== WHAT YOU SHOULD DO ==
The entire set of lines below should be copied exactly.

== GIVEN ENTRIES ==
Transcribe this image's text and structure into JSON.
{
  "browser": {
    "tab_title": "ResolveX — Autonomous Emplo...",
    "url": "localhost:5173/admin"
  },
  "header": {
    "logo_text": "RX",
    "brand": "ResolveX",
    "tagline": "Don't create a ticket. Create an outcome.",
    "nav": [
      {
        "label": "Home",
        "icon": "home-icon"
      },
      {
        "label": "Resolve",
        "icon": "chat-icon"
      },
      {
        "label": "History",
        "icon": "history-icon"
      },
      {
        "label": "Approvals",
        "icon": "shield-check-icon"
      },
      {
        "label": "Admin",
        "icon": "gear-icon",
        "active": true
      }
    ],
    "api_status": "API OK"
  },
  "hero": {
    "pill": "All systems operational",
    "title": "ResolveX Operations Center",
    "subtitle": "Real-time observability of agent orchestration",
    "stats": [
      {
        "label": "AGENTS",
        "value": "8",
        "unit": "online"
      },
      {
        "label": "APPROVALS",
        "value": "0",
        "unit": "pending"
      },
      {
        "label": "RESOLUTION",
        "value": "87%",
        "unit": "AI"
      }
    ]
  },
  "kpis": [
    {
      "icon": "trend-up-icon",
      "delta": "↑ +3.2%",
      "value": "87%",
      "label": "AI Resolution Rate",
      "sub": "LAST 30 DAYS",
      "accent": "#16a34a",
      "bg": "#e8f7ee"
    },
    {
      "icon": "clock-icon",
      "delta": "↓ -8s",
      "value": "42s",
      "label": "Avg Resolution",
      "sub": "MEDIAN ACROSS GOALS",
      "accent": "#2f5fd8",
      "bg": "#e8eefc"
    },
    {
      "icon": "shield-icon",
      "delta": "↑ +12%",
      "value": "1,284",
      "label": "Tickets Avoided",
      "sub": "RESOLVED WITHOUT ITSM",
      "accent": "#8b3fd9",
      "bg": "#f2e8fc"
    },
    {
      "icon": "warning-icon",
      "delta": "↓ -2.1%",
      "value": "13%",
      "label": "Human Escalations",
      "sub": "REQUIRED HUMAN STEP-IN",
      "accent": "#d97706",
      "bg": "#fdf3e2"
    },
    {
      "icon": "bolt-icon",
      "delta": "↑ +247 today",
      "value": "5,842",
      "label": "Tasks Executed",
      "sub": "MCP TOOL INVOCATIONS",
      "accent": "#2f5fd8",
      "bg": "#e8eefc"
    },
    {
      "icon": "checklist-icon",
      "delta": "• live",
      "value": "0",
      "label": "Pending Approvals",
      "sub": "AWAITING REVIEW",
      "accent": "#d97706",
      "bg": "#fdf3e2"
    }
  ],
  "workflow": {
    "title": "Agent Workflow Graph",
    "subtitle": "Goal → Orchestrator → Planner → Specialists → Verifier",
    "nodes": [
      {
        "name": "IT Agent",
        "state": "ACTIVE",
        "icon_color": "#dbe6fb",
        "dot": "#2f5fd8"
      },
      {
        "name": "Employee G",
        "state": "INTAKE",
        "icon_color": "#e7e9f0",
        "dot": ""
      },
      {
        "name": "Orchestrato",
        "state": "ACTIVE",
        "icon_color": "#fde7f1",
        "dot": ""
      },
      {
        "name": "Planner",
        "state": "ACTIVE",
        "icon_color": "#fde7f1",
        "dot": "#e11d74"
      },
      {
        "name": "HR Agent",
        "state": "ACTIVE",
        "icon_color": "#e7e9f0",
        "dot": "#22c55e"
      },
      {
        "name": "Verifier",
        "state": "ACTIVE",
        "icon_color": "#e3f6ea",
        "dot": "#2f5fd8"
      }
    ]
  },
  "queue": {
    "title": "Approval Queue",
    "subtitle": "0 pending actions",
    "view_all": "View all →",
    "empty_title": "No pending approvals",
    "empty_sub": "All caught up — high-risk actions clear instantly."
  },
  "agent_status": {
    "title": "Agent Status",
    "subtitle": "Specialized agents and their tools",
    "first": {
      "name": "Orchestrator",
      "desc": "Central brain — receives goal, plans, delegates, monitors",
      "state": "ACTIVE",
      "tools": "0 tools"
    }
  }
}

== COMPLETED TASK ==
Transcribe this image's text and structure into JSON.
{
  "browser": {
    "tab_title": "ResolveX — Autonomous Emplo...",
    "url": "localhost:5173/admin"
  },
  "header": {
    "logo_text": "RX",
    "brand": "ResolveX",
    "tagline": "Don't create a ticket. Create an outcome.",
    "nav": [
      {
        "label": "Home",
        "icon": "home-icon"
      },
      {
        "label": "Resolve",
        "icon": "chat-icon"
      },
      {
        "label": "History",
        "icon": "history-icon"
      },
      {
        "label": "Approvals",
        "icon": "shield-check-icon"
      },
      {
        "label": "Admin",
        "icon": "gear-icon",
        "active": true
      }
    ],
    "api_status": "API OK"
  },
  "hero": {
    "pill": "All systems operational",
    "title": "ResolveX Operations Center",
    "subtitle": "Real-time observability of agent orchestration",
    "stats": [
      {
        "label": "AGENTS",
        "value": "8",
        "unit": "online"
      },
      {
        "label": "APPROVALS",
        "value": "0",
        "unit": "pending"
      },
      {
        "label": "RESOLUTION",
        "value": "87%",
        "unit": "AI"
      }
    ]
  },
  "kpis": [
    {
      "icon": "trend-up-icon",
      "delta": "↑ +3.2%",
      "value": "87%",
      "label": "AI Resolution Rate",
      "sub": "LAST 30 DAYS",
      "accent": "#16a34a",
      "bg": "#e8f7ee"
    },
    {
      "icon": "clock-icon",
      "delta": "↓ -8s",
      "value": "42s",
      "label": "Avg Resolution",
      "sub": "MEDIAN ACROSS GOALS",
      "accent": "#2f5fd8",
      "bg": "#e8eefc"
    },
    {
      "icon": "shield-icon",
      "delta": "↑ +12%",
      "value": "1,284",
      "label": "Tickets Avoided",
      "sub": "RESOLVED WITHOUT ITSM",
      "accent": "#8b3fd9",
      "bg": "#f2e8fc"
    },
    {
      "icon": "warning-icon",
      "delta": "↓ -2.1%",
      "value": "13%",
      "label": "Human Escalations",
      "sub": "REQUIRED HUMAN STEP-IN",
      "accent": "#d97706",
      "bg": "#fdf3e2"
    },
    {
      "icon": "bolt-icon",
      "delta": "↑ +247 today",
      "value": "5,842",
      "label": "Tasks Executed",
      "sub": "MCP TOOL INVOCATIONS",
      "accent": "#2f5fd8",
      "bg": "#e8eefc"
    },
    {
      "icon": "checklist-icon",
      "delta": "• live",
      "value": "0",
      "label": "Pending Approvals",
      "sub": "AWAITING REVIEW",
      "accent": "#d97706",
      "bg": "#fdf3e2"
    }
  ],
  "workflow": {
    "title": "Agent Workflow Graph",
    "subtitle": "Goal → Orchestrator → Planner → Specialists → Verifier",
    "nodes": [
      {
        "name": "IT Agent",
        "state": "ACTIVE",
        "icon_color": "#dbe6fb",
        "dot": "#2f5fd8"
      },
      {
        "name": "Employee G",
        "state": "INTAKE",
        "icon_color": "#e7e9f0",
        "dot": ""
      },
      {
        "name": "Orchestrato",
        "state": "ACTIVE",
        "icon_color": "#fde7f1",
        "dot": ""
      },
      {
        "name": "Planner",
        "state": "ACTIVE",
        "icon_color": "#fde7f1",
        "dot": "#e11d74"
      },
      {
        "name": "HR Agent",
        "state": "ACTIVE",
        "icon_color": "#e7e9f0",
        "dot": "#22c55e"
      },
      {
        "name": "Verifier",
        "state": "ACTIVE",
        "icon_color": "#e3f6ea",
        "dot": "#2f5fd8"
      }
    ]
  },
  "queue": {
    "title": "Approval Queue",
    "subtitle": "0 pending actions",
    "view_all": "View all →",
    "empty_title": "No pending approvals",
    "empty_sub": "All caught up — high-risk actions clear instantly."
  },
  "agent_status": {
    "title": "Agent Status",
    "subtitle": "Specialized agents and their tools",
    "first": {
      "name": "Orchestrator",
      "desc": "Central brain — receives goal, plans, delegates, monitors",
      "state": "ACTIVE",
      "tools": "0 tools"
    }
  }
}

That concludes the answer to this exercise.